People on the Jordan Staircase of the Winter Palace, the visual highlight of a trip to the Hermitage Museum (& that’s saying something). The opulent marble staircase has no less than 10 blue, solid-granite columns supporting it and is lined with Italian sculptures. It’s all very grand, very over-the-top, & as one of the first attractions visitors to the museum lay their eyes on, it serves as a great introduction to the opulence that follows. The Winter Palace, Saint Petersburg, Russia. November 22nd 2012
Church on Spilled Blood || A Museum of Mosaics
The impressive interior of the Cathedral of the Resurrection of Christ. Unless the ferry I’ll be taking to Finland in a few hours time is a bit more photogenic than I expect it to be, then this & the following pictures will be my last from this, my second visit to Saint Petersburg (& Russia itself). The Cathedral of the Resurrection of Christ, better known as the Church on Spilled Blood (it was built on the site of the assassination of Tsar Nicholas II in 1881), is one of the main tourist draws in the city. Started in 1883 and completed in 1907, it was closed in 1930 by the Soviet government, used as a morgue during the WWII siege of the city & as a storage facility after the war. Ownership changed hands in 1970 and after 27 years of restoration work it reopened its door in 1997 (it is known as the church that took 24 years to build and 27 years to restore). However, it has not been reconsecrated, meaning no religious ceremonies take place here so today its sole purpose is a museum of mosaics – the walls are completely covered in intricately detail with some 7,500 sq. metres of stunning mosaics. It’s quite the sight. The Cathedral of the Resurrection of Christ, aka the Church on Spilled Blood, Saint Petersburg, Russia.
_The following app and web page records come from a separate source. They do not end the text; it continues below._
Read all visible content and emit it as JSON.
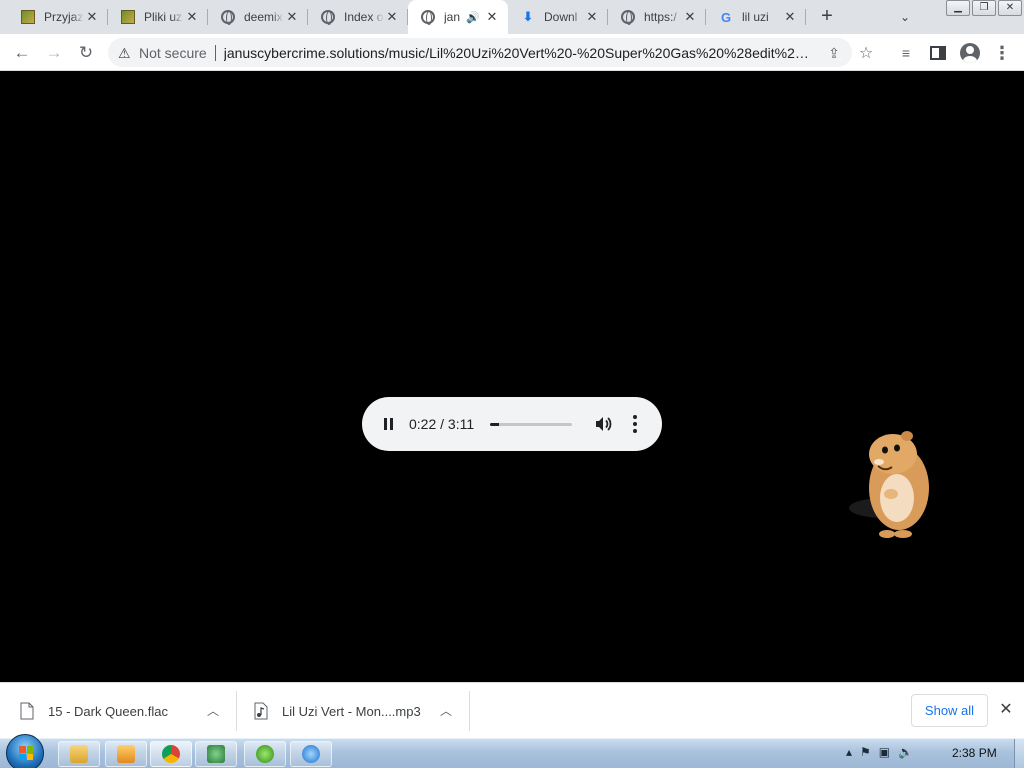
{
  "browser": {
    "tabs": [
      {
        "title": "Przyjaz",
        "favicon": "game-favicon",
        "active": false
      },
      {
        "title": "Pliki uz",
        "favicon": "game-favicon",
        "active": false
      },
      {
        "title": "deemix",
        "favicon": "globe-icon",
        "active": false
      },
      {
        "title": "Index o",
        "favicon": "globe-icon",
        "active": false
      },
      {
        "title": "jan",
        "favicon": "globe-icon",
        "active": true,
        "audio": true
      },
      {
        "title": "Downl",
        "favicon": "download-icon",
        "active": false
      },
      {
        "title": "https:/",
        "favicon": "globe-icon",
        "active": false
      },
      {
        "title": "lil uzi",
        "favicon": "google-icon",
        "active": false
      }
    ],
    "new_tab_symbol": "+",
    "tab_search_symbol": "⌄",
    "window_buttons": {
      "minimize": "▁",
      "maximize": "❐",
      "close": "✕"
    },
    "toolbar": {
      "back": "←",
      "forward": "→",
      "reload": "↻",
      "security_label": "Not secure",
      "url": "januscybercrime.solutions/music/Lil%20Uzi%20Vert%20-%20Super%20Gas%20%28edit%29.m..."
    }
  },
  "player": {
    "current_time": "0:22",
    "duration": "3:11",
    "time_display": "0:22 / 3:11",
    "progress_fraction": 0.115
  },
  "downloads": {
    "items": [
      {
        "name": "15 - Dark Queen.flac",
        "icon": "file-icon"
      },
      {
        "name": "Lil Uzi Vert - Mon....mp3",
        "icon": "music-file-icon"
      }
    ],
    "show_all_label": "Show all"
  },
  "taskbar": {
    "clock": "2:38 PM",
    "pinned": [
      "explorer",
      "media-player",
      "chrome",
      "network-app",
      "clover-app",
      "itunes"
    ]
  },
  "colors": {
    "tabstrip": "#dee1e6",
    "accent_blue": "#1a73e8",
    "page_background": "#000000"
  }
}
November 23rd 2012.
A section of the high ceiling of the Cathedral of the Resurrection of Christ, a.k.a. the Church on Spilled Blood, in Saint Petersburg, Russia. November 23rd 2012.